■ ABOUT THIS TASK: List each line of the data that holds the word "adesiva".

■ MATERIALS PROVIDED:
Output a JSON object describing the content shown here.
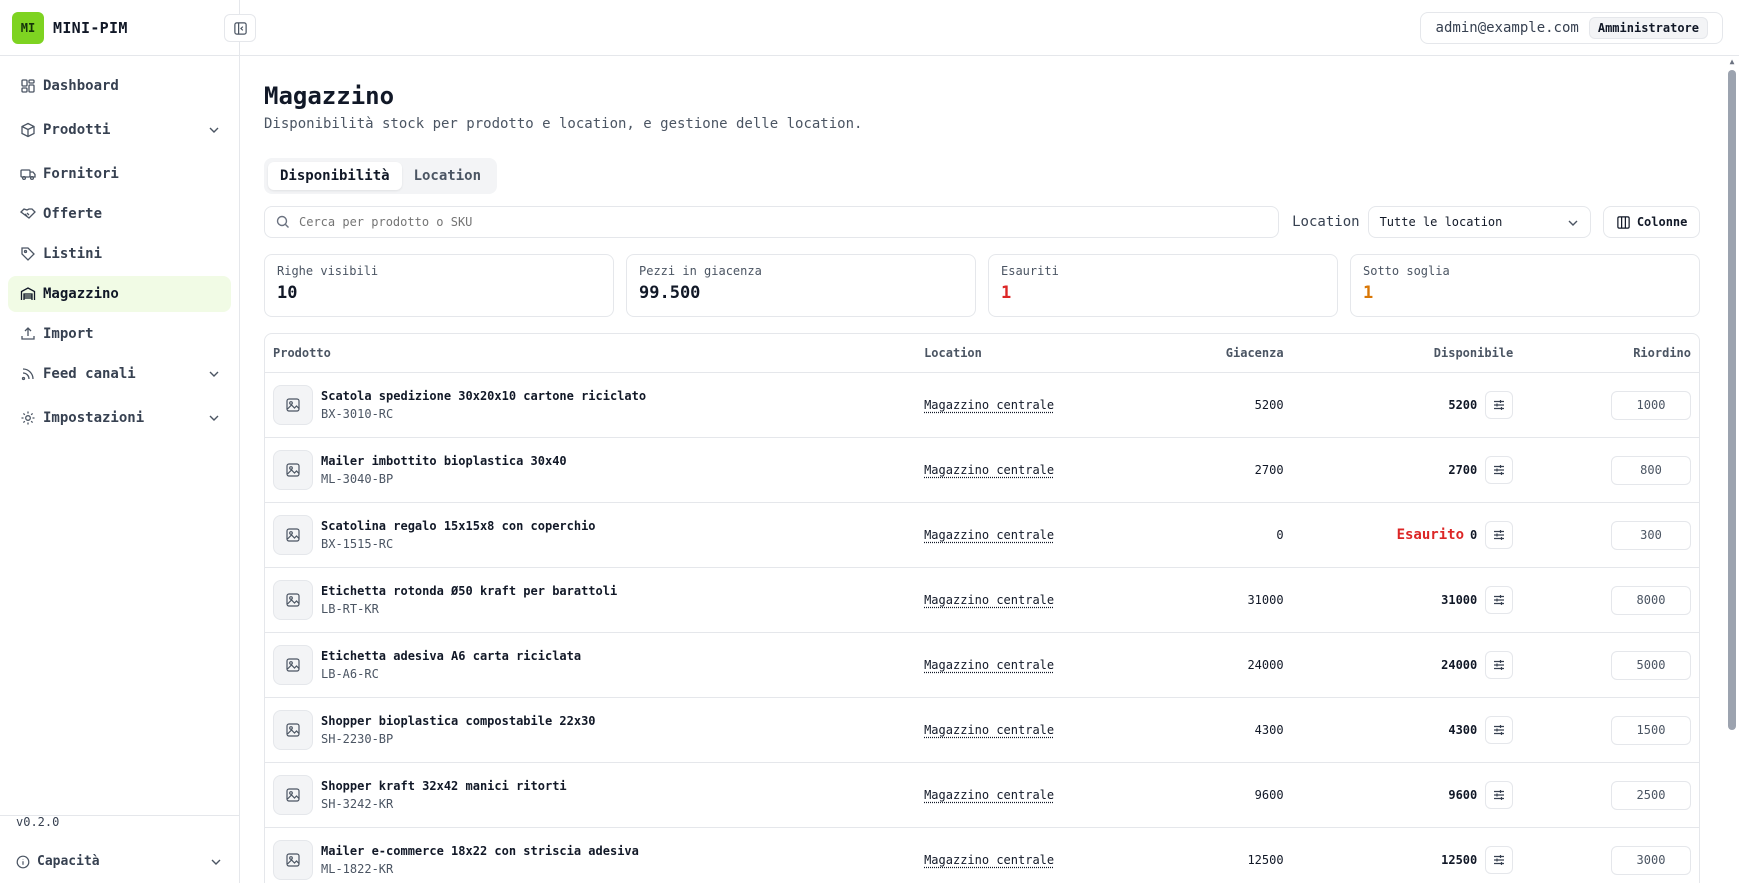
{
  "app": {
    "logo_text": "MI",
    "name": "MINI-PIM",
    "version": "v0.2.0",
    "accent": "#7ed321"
  },
  "sidebar": {
    "items": [
      {
        "label": "Dashboard",
        "icon": "dashboard-icon"
      },
      {
        "label": "Prodotti",
        "icon": "package-icon",
        "expandable": true
      },
      {
        "label": "Fornitori",
        "icon": "truck-icon"
      },
      {
        "label": "Offerte",
        "icon": "handshake-icon"
      },
      {
        "label": "Listini",
        "icon": "tag-icon"
      },
      {
        "label": "Magazzino",
        "icon": "warehouse-icon",
        "active": true
      },
      {
        "label": "Import",
        "icon": "upload-icon"
      },
      {
        "label": "Feed canali",
        "icon": "rss-icon",
        "expandable": true
      },
      {
        "label": "Impostazioni",
        "icon": "gear-icon",
        "expandable": true
      }
    ],
    "footer": {
      "capacity_label": "Capacità"
    }
  },
  "header": {
    "user_email": "admin@example.com",
    "role": "Amministratore"
  },
  "page": {
    "title": "Magazzino",
    "subtitle": "Disponibilità stock per prodotto e location, e gestione delle location.",
    "tabs": [
      {
        "label": "Disponibilità",
        "active": true
      },
      {
        "label": "Location",
        "active": false
      }
    ]
  },
  "filters": {
    "search_placeholder": "Cerca per prodotto o SKU",
    "location_label": "Location",
    "location_value": "Tutte le location",
    "columns_label": "Colonne"
  },
  "stats": [
    {
      "label": "Righe visibili",
      "value": "10"
    },
    {
      "label": "Pezzi in giacenza",
      "value": "99.500"
    },
    {
      "label": "Esauriti",
      "value": "1"
    },
    {
      "label": "Sotto soglia",
      "value": "1"
    }
  ],
  "table": {
    "headers": {
      "product": "Prodotto",
      "location": "Location",
      "stock": "Giacenza",
      "available": "Disponibile",
      "reorder": "Riordino"
    },
    "out_of_stock_label": "Esaurito",
    "rows": [
      {
        "name": "Scatola spedizione 30x20x10 cartone riciclato",
        "sku": "BX-3010-RC",
        "location": "Magazzino centrale",
        "stock": "5200",
        "available": "5200",
        "reorder": "1000",
        "out": false
      },
      {
        "name": "Mailer imbottito bioplastica 30x40",
        "sku": "ML-3040-BP",
        "location": "Magazzino centrale",
        "stock": "2700",
        "available": "2700",
        "reorder": "800",
        "out": false
      },
      {
        "name": "Scatolina regalo 15x15x8 con coperchio",
        "sku": "BX-1515-RC",
        "location": "Magazzino centrale",
        "stock": "0",
        "available": "0",
        "reorder": "300",
        "out": true
      },
      {
        "name": "Etichetta rotonda Ø50 kraft per barattoli",
        "sku": "LB-RT-KR",
        "location": "Magazzino centrale",
        "stock": "31000",
        "available": "31000",
        "reorder": "8000",
        "out": false
      },
      {
        "name": "Etichetta adesiva A6 carta riciclata",
        "sku": "LB-A6-RC",
        "location": "Magazzino centrale",
        "stock": "24000",
        "available": "24000",
        "reorder": "5000",
        "out": false
      },
      {
        "name": "Shopper bioplastica compostabile 22x30",
        "sku": "SH-2230-BP",
        "location": "Magazzino centrale",
        "stock": "4300",
        "available": "4300",
        "reorder": "1500",
        "out": false
      },
      {
        "name": "Shopper kraft 32x42 manici ritorti",
        "sku": "SH-3242-KR",
        "location": "Magazzino centrale",
        "stock": "9600",
        "available": "9600",
        "reorder": "2500",
        "out": false
      },
      {
        "name": "Mailer e-commerce 18x22 con striscia adesiva",
        "sku": "ML-1822-KR",
        "location": "Magazzino centrale",
        "stock": "12500",
        "available": "12500",
        "reorder": "3000",
        "out": false
      }
    ]
  },
  "colors": {
    "danger": "#dc2626",
    "warning": "#d97706",
    "active_nav_bg": "#f1fbe5"
  }
}
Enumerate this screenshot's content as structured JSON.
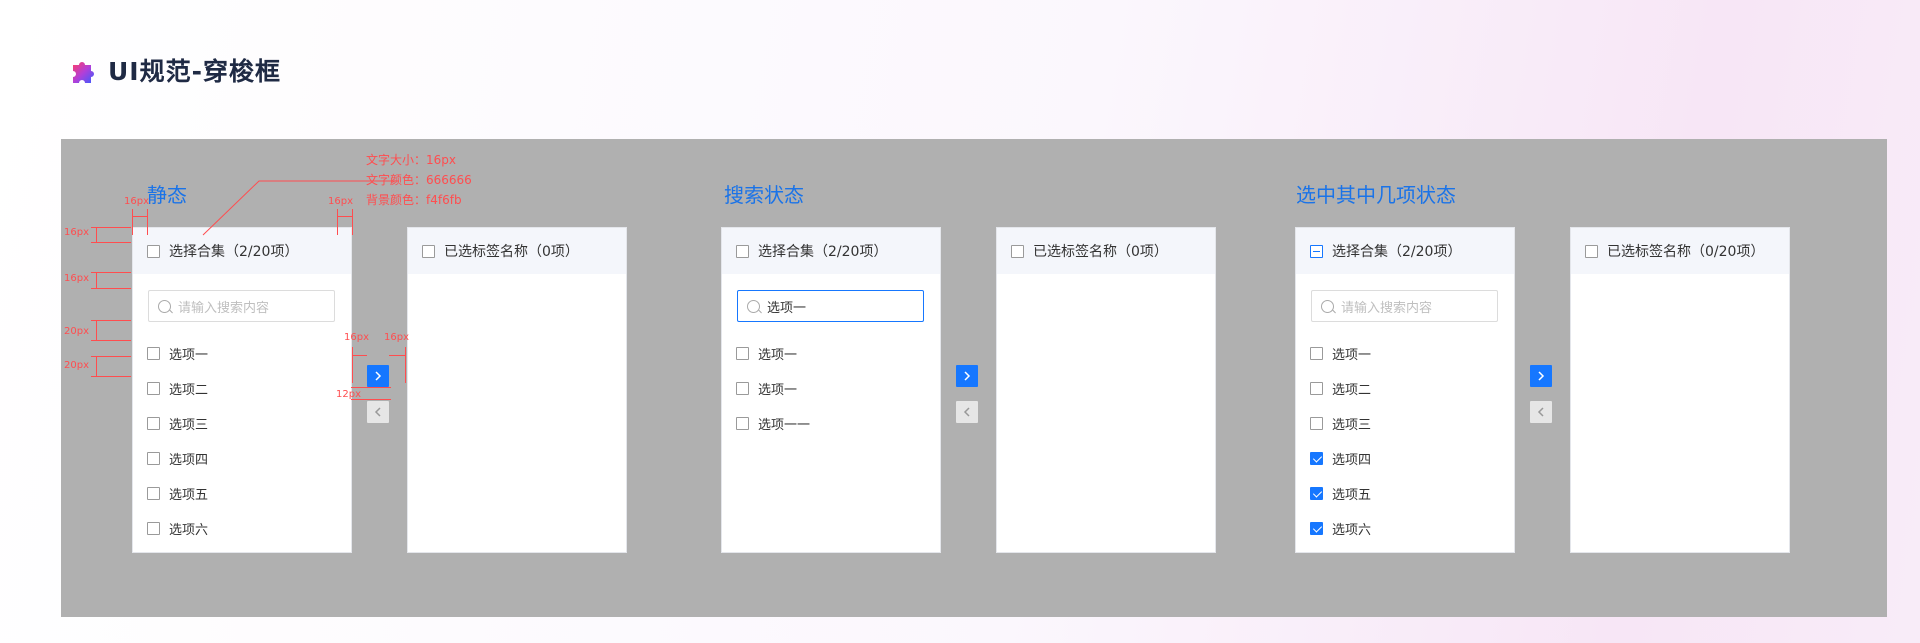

■ WRITTEN ANSWER:
        "name": "Etichetta adesiva A6 carta riciclata",
        "name": "Mailer e-commerce 18x22 con striscia adesiva",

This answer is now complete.